Relating patterns of blood pressure change during pregnancy to offspring birth size and gestational age at delivery in a UK birth cohort

Tuesday, 19 August 2014: 11:45 AM
Kahtnu 2 (Dena'ina Center)
Corrie Macdonald-Wallis, PhD , University of Bristol, Bristol, United Kingdom
Kate Tilling, PhD , University of Bristol, Bristol, United Kingdom
Abigail Fraser, PhD , University of Bristol, Bristol, United Kingdom
Scott M Nelson, PhD , University of Glasgow, Glasgow, United Kingdom
Debbie A Lawlor, PhD , University of Bristol, Bristol, United Kingdom
INTRODUCTION:  In epidemiological research it is often of interest to relate trajectories of change to a later health outcome. We investigated the associations of blood pressure (BP) changes during pregnancy with offspring size at birth and duration of gestation. BP decreases until mid-pregnancy and then increases until delivery. Hypertension in the second half of pregnancy is associated with intrauterine growth restriction and preterm birth. However, it is unclear which patterns of BP change are associated with offspring risk.

METHODS:  We studied antenatal BP measurements of 9,697 women in the Avon Longitudinal Study of Parents and Children (median (interquartile range) 10 (9, 11) measurements per woman). Bivariate multilevel linear spline models with knots at 18, 30 and 36 weeks gestation were used to relate BP changes in four periods of pregnancy to perinatal outcomes. Regression coefficients adjusted for earlier change were derived from the variances and covariances of random effects, and confidence intervals calculated by simulating from their joint distribution.

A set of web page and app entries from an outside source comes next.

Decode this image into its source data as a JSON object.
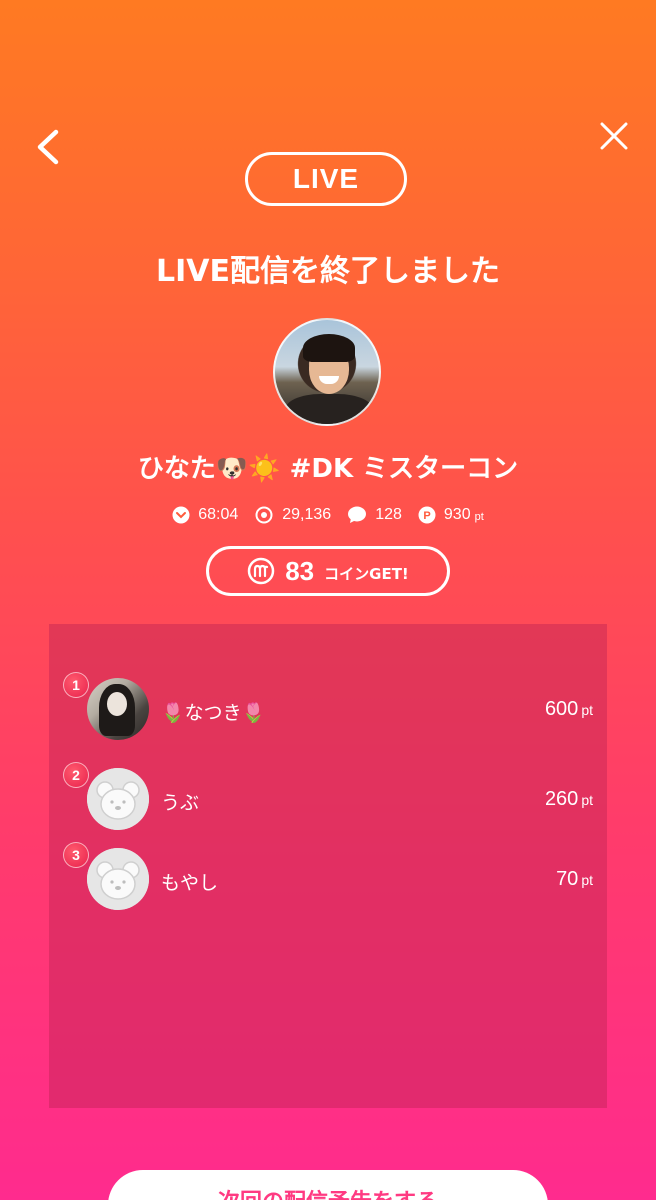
{
  "header": {
    "back_icon": "chevron-left-icon",
    "close_icon": "close-icon",
    "live_label": "LIVE",
    "title": "LIVE配信を終了しました"
  },
  "streamer": {
    "name": "ひなた🐶☀️ #DK ミスターコン"
  },
  "stats": {
    "duration": "68:04",
    "viewers": "29,136",
    "comments": "128",
    "points": "930",
    "points_unit": "pt"
  },
  "coin": {
    "amount": "83",
    "label": "コインGET!"
  },
  "ranking": [
    {
      "rank": "1",
      "name": "🌷なつき🌷",
      "points": "600",
      "unit": "pt"
    },
    {
      "rank": "2",
      "name": "うぶ",
      "points": "260",
      "unit": "pt"
    },
    {
      "rank": "3",
      "name": "もやし",
      "points": "70",
      "unit": "pt"
    }
  ],
  "footer": {
    "next_button": "次回の配信予告をする"
  },
  "colors": {
    "gradient_top": "#ff7a22",
    "gradient_bottom": "#ff2b8e",
    "accent_pink": "#ff3a82"
  }
}
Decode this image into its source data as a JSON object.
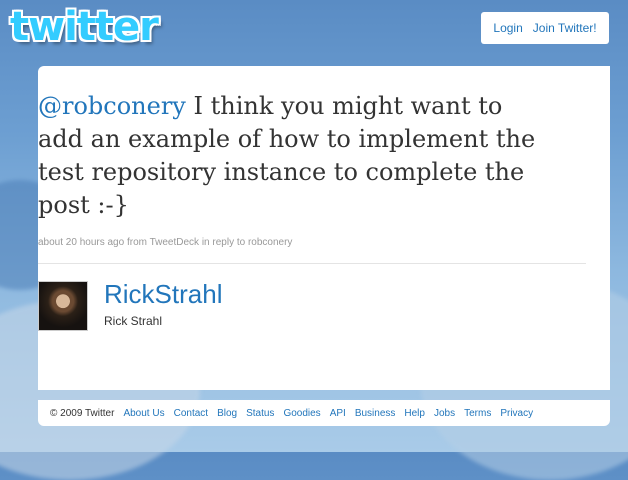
{
  "header": {
    "logo_text": "twitter",
    "login_label": "Login",
    "join_label": "Join Twitter!"
  },
  "tweet": {
    "mention": "@robconery",
    "text": " I think you might want to add an example of how to implement the test repository instance to complete the post :-}",
    "timestamp": "about 20 hours ago",
    "from_prefix": "from",
    "source": "TweetDeck",
    "reply_prefix": "in reply to",
    "reply_to": "robconery"
  },
  "author": {
    "screen_name": "RickStrahl",
    "full_name": "Rick Strahl"
  },
  "footer": {
    "copyright": "© 2009 Twitter",
    "links": [
      "About Us",
      "Contact",
      "Blog",
      "Status",
      "Goodies",
      "API",
      "Business",
      "Help",
      "Jobs",
      "Terms",
      "Privacy"
    ]
  },
  "colors": {
    "link": "#2276bb",
    "logo": "#33ccff",
    "background": "#6d9fd2"
  }
}
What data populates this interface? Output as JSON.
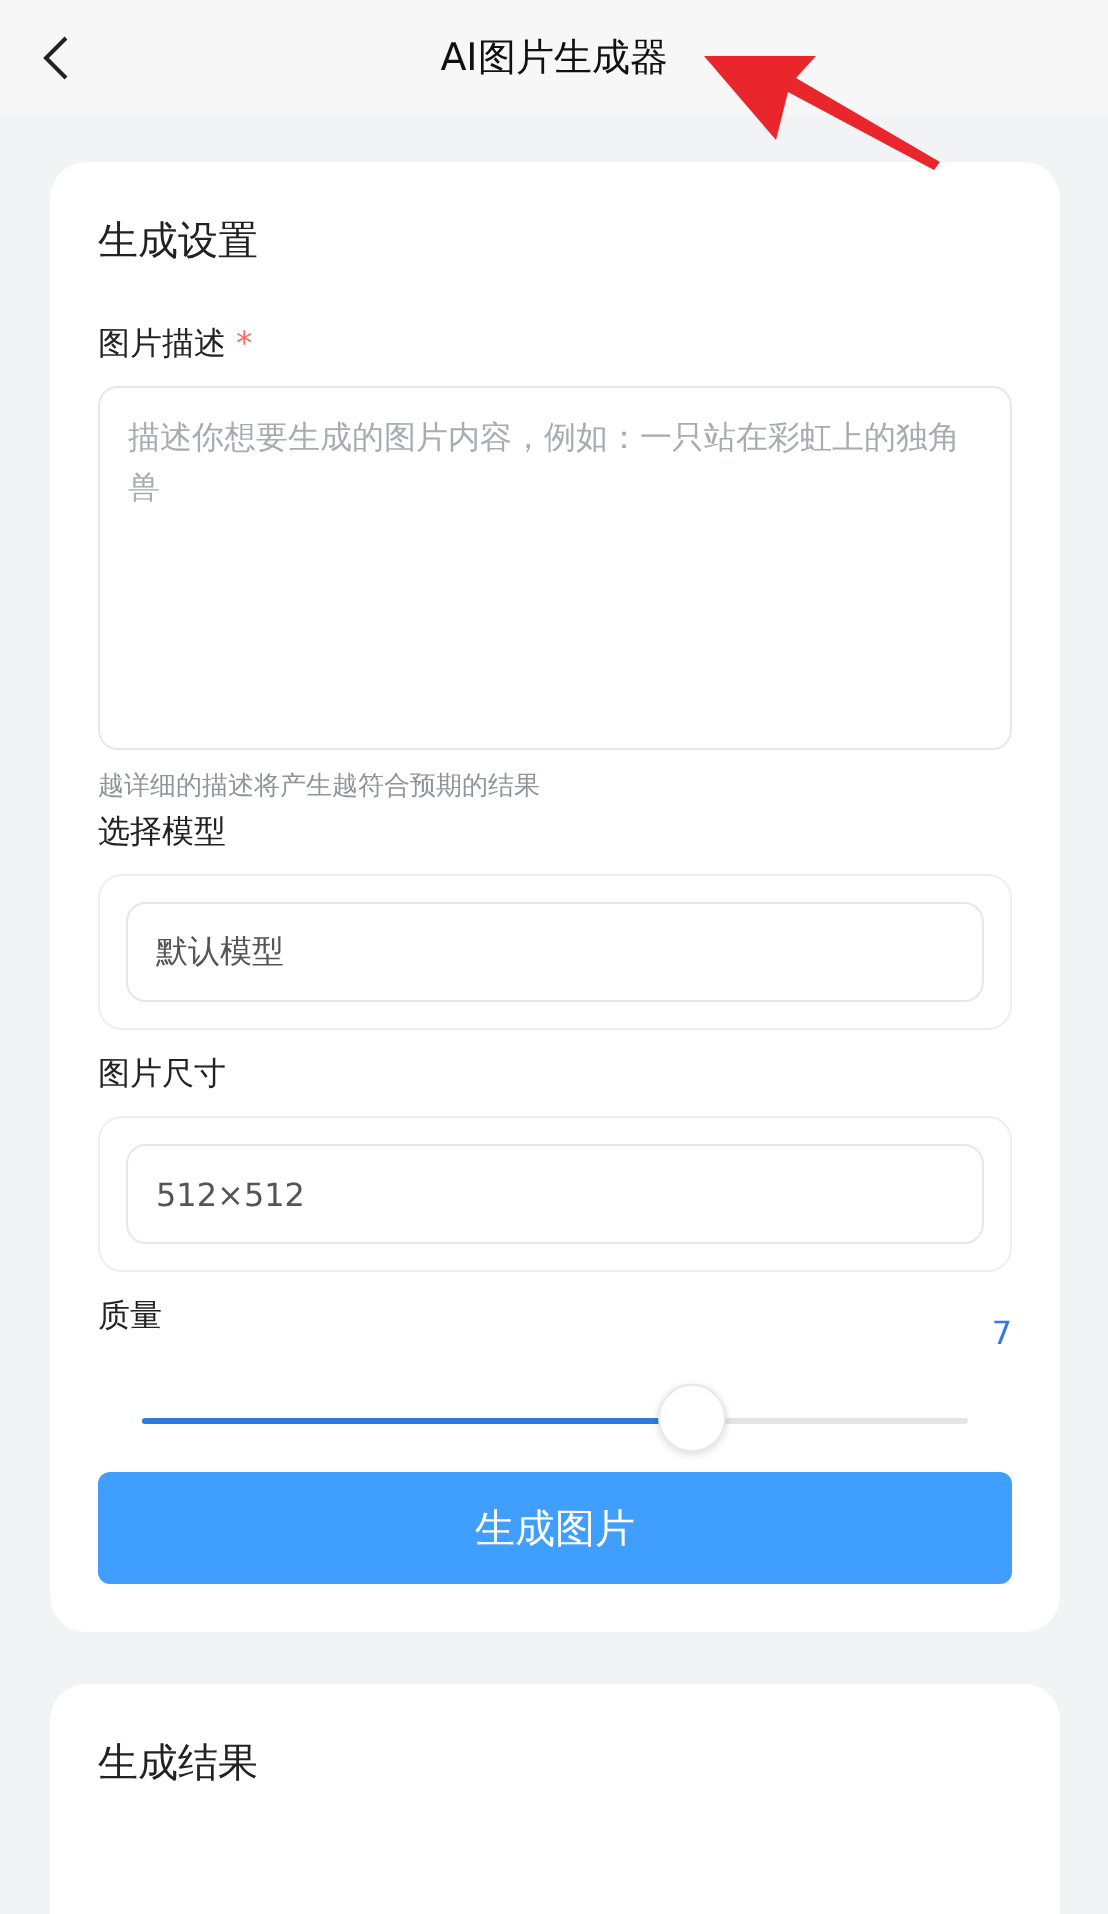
{
  "header": {
    "title": "AI图片生成器"
  },
  "settings": {
    "title": "生成设置",
    "description": {
      "label": "图片描述",
      "required_mark": "*",
      "placeholder": "描述你想要生成的图片内容，例如：一只站在彩虹上的独角兽",
      "hint": "越详细的描述将产生越符合预期的结果"
    },
    "model": {
      "label": "选择模型",
      "value": "默认模型"
    },
    "size": {
      "label": "图片尺寸",
      "value": "512×512"
    },
    "quality": {
      "label": "质量",
      "reading": "7",
      "level": 0.665
    },
    "submit": "生成图片"
  },
  "result": {
    "title": "生成结果"
  }
}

RESULTS:  A greater increase in systolic BP (SBP) and diastolic BP (DBP) between 18 and 36 weeks gestation was associated with lighter and smaller-for-gestational age offspring. The confounder-adjusted mean difference (95% CI) in birthweight for a 1 mmHg/week greater increase in SBP between 18-30 weeks was -71g (-134, -14) and between 30-36 weeks was -175g (-208, -145). A smaller decrease in SBP and DBP prior to 18 weeks and a greater increase between 18 and 36 weeks was associated with a shorter gestation. Associations remained strong when restricting to normotensive pregnancies.

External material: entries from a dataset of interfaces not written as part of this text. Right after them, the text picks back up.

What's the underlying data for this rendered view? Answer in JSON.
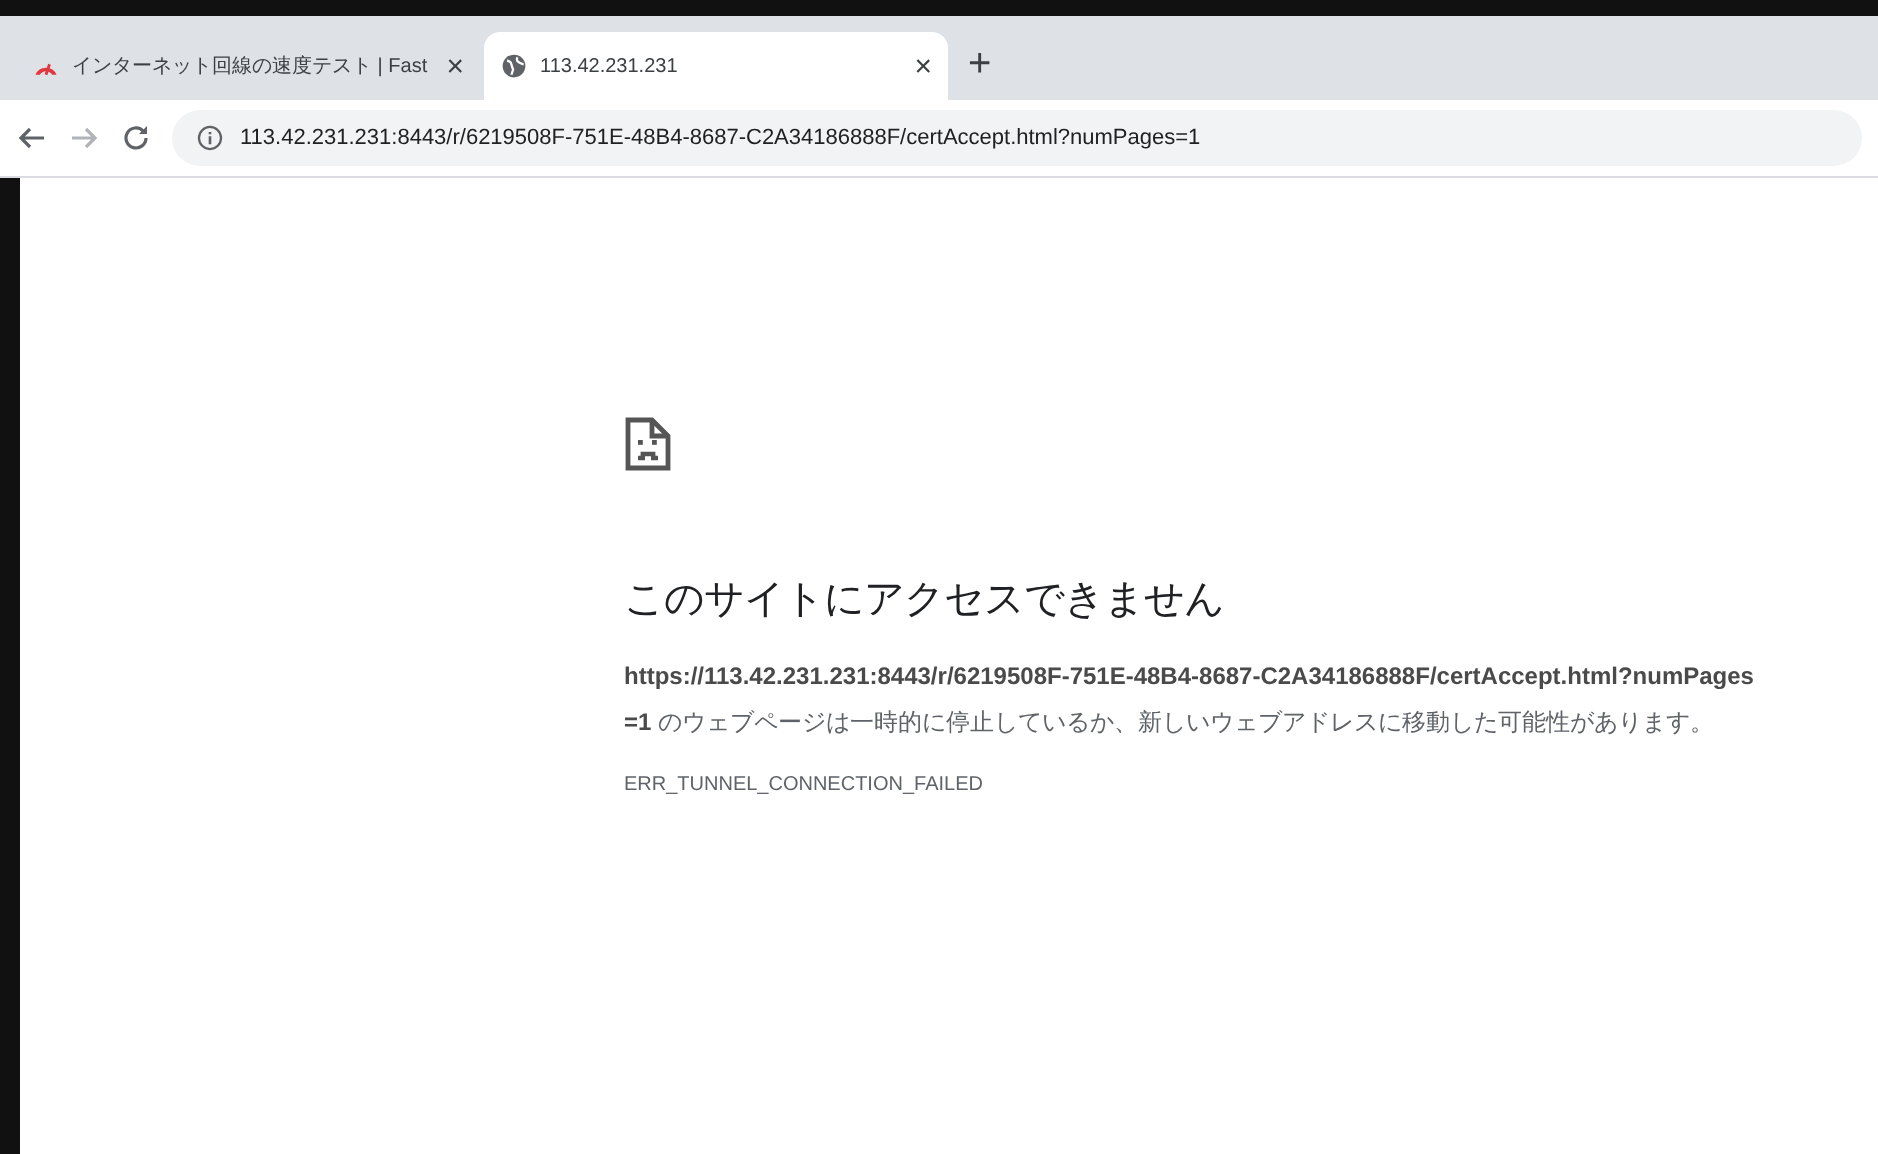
{
  "tabs": [
    {
      "kind": "speed",
      "title": "インターネット回線の速度テスト | Fast",
      "selected": false,
      "close": "×"
    },
    {
      "kind": "globe",
      "title": "113.42.231.231",
      "selected": true,
      "close": "×"
    }
  ],
  "new_tab": "+",
  "toolbar": {
    "address": "113.42.231.231:8443/r/6219508F-751E-48B4-8687-C2A34186888F/certAccept.html?numPages=1"
  },
  "error_page": {
    "heading": "このサイトにアクセスできません",
    "message": "**https://113.42.231.231:8443/r/6219508F-751E-48B4-8687-C2A34186888F/certAccept.html?numPages=1** のウェブページは一時的に停止しているか、新しいウェブアドレスに移動した可能性があります。",
    "code": "ERR_TUNNEL_CONNECTION_FAILED"
  }
}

CONCLUSIONS:  The use of bivariate multilevel models enabled us to relate complex patterns of change to continuous outcome variables whilst adjusting for baseline values and earlier change. We found that a greater rise in BP from 18 weeks gestation onwards is associated with reduced fetal growth and an earlier delivery.